• Records from a collection
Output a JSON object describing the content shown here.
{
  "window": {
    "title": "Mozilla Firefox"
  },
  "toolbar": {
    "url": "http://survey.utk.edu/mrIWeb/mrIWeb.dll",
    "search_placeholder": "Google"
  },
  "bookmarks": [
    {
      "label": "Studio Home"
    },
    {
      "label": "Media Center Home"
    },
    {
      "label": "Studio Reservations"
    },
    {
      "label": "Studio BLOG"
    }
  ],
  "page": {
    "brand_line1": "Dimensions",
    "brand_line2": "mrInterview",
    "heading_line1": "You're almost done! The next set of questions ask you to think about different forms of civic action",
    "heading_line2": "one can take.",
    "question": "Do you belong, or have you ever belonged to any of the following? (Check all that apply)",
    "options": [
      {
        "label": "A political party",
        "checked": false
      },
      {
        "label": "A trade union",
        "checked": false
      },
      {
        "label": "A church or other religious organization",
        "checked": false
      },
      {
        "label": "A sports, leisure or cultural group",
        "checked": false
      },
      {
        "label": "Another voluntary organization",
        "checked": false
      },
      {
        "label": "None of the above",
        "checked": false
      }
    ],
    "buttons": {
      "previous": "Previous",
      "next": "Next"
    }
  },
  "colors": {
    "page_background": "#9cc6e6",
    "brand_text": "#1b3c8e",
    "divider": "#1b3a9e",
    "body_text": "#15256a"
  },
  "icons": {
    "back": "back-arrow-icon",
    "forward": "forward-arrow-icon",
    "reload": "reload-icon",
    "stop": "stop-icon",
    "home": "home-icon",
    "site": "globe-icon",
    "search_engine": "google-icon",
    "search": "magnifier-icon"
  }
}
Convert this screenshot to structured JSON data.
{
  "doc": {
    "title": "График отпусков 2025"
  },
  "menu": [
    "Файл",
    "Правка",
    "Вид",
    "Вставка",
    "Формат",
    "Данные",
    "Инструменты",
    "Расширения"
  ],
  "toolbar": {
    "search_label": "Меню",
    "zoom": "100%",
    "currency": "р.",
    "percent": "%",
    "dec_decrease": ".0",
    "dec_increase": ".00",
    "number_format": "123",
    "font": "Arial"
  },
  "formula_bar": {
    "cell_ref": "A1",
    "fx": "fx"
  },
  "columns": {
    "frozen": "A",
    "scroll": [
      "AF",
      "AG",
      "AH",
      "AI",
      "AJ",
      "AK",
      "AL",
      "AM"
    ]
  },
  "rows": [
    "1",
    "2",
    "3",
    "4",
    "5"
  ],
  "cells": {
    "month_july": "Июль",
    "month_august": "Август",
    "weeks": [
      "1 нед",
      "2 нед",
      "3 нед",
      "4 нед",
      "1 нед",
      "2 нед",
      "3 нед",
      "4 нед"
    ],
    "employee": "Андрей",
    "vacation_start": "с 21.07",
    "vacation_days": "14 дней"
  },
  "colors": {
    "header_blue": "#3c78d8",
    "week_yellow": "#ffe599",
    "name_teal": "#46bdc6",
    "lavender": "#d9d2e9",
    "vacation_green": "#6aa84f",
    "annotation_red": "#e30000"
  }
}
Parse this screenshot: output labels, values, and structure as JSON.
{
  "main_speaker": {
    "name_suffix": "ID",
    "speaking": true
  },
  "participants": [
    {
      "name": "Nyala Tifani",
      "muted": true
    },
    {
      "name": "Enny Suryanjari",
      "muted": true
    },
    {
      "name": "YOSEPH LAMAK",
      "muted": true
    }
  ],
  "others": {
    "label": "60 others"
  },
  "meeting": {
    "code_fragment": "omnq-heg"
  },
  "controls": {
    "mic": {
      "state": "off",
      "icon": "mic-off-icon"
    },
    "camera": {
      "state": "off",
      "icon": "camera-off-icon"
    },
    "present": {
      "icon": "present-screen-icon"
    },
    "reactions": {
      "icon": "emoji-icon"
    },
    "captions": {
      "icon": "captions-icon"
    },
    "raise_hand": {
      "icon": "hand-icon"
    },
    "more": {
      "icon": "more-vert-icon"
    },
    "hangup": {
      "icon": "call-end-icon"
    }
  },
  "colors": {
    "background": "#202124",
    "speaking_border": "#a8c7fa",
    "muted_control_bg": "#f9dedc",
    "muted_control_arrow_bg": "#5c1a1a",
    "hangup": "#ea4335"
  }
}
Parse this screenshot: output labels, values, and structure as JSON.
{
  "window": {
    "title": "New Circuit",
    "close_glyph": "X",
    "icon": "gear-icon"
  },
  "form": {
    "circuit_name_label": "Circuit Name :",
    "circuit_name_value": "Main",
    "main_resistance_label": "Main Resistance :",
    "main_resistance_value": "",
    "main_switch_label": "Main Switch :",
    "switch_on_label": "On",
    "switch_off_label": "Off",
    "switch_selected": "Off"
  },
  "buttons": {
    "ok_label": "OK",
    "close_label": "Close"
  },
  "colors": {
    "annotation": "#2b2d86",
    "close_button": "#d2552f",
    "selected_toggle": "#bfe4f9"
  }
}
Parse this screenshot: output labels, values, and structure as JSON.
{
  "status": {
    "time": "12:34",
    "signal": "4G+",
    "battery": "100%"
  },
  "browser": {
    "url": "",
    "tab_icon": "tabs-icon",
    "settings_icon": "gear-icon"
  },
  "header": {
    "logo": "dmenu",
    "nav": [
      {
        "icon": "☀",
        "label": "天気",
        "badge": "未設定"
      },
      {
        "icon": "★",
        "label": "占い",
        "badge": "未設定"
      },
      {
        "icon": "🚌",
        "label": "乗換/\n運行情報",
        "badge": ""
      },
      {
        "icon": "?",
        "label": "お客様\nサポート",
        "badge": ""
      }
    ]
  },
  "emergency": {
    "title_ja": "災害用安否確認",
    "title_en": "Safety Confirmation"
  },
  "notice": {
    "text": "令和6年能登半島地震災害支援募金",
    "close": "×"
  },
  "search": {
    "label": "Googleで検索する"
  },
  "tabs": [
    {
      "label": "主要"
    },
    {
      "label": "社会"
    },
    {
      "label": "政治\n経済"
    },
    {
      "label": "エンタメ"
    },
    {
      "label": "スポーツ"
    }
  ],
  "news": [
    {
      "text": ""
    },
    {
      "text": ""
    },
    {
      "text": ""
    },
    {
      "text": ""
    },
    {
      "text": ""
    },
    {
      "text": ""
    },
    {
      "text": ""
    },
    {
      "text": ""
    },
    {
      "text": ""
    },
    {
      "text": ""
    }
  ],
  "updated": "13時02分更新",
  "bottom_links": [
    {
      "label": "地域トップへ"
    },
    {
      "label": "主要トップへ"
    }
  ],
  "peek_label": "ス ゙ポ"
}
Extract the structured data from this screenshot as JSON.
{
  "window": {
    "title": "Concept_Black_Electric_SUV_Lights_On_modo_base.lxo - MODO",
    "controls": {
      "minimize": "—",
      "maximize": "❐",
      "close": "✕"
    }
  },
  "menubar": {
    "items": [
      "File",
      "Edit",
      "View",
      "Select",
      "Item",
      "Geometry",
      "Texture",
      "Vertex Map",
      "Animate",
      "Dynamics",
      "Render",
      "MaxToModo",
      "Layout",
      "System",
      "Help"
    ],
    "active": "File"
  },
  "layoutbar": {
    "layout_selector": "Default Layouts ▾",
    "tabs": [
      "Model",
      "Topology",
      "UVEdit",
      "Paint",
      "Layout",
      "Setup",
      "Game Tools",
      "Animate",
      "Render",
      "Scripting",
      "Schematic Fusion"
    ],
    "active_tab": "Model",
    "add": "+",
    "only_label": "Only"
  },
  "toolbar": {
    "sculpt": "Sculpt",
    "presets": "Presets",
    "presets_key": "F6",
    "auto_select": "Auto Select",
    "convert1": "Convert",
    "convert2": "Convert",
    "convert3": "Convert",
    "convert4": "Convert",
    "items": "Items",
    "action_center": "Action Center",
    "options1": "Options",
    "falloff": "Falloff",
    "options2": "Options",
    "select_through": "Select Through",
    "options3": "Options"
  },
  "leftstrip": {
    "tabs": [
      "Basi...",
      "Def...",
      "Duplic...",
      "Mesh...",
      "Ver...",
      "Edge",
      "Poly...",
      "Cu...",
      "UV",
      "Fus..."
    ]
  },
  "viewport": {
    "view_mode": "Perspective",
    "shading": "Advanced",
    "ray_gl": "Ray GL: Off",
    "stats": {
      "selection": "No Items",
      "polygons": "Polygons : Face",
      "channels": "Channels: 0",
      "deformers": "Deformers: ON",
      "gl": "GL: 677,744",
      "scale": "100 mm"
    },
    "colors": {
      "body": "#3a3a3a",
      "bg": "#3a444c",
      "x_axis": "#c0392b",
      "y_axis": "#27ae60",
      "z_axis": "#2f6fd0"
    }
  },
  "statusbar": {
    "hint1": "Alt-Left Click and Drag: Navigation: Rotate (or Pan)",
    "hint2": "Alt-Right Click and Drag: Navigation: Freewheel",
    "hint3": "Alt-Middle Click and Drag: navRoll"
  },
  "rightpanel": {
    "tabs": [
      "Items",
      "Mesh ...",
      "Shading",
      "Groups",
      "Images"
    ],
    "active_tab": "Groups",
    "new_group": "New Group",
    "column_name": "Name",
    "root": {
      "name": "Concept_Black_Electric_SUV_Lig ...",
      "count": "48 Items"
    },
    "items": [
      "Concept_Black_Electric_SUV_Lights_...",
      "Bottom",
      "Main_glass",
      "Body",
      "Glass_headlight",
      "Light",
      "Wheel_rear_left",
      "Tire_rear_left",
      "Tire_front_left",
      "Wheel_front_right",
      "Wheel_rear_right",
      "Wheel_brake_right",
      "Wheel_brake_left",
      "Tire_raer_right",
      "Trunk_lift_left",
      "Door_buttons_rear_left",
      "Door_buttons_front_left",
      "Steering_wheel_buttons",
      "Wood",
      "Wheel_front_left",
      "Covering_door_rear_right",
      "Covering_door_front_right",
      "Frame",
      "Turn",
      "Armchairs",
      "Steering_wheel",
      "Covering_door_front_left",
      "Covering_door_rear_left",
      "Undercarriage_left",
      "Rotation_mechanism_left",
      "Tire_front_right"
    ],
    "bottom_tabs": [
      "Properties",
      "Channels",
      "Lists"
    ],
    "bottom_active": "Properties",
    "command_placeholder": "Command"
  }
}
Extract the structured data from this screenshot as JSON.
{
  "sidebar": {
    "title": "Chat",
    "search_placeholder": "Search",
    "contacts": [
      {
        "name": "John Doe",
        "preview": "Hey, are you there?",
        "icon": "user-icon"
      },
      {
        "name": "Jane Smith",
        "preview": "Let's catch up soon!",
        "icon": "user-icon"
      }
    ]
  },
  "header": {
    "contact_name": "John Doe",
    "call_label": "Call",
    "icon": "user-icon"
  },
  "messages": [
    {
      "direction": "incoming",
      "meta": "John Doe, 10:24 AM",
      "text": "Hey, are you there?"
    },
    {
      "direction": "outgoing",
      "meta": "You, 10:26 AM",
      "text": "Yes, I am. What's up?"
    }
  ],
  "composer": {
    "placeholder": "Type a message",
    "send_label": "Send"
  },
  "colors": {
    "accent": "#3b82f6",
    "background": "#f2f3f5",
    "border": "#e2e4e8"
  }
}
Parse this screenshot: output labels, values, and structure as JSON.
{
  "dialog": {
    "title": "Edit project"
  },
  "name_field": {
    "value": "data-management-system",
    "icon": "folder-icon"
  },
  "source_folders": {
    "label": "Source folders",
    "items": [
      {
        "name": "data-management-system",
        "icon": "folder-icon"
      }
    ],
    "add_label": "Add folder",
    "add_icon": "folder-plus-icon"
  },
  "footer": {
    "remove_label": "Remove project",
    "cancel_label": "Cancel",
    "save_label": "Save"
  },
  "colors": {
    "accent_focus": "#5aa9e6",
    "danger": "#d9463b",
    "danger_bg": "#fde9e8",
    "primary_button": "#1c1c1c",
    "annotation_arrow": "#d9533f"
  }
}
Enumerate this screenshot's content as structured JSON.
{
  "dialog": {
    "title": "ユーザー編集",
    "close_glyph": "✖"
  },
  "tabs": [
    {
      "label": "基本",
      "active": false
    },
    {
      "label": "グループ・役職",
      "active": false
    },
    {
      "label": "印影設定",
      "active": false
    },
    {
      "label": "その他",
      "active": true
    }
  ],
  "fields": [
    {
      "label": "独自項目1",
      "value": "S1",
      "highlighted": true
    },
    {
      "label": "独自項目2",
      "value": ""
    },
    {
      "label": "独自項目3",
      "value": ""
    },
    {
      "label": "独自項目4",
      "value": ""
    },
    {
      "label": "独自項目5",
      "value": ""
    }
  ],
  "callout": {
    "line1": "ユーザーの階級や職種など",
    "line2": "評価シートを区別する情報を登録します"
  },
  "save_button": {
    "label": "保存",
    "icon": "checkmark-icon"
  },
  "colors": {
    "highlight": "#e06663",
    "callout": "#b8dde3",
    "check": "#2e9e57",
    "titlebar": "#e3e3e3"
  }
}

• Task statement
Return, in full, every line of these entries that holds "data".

• Expected answer
Convert this screenshot to structured JSON data.
Extract the structured data from this screenshot as JSON.
Extract the structured data from this screenshot as JSON.
    "value": "data-management-system",
        "name": "data-management-system",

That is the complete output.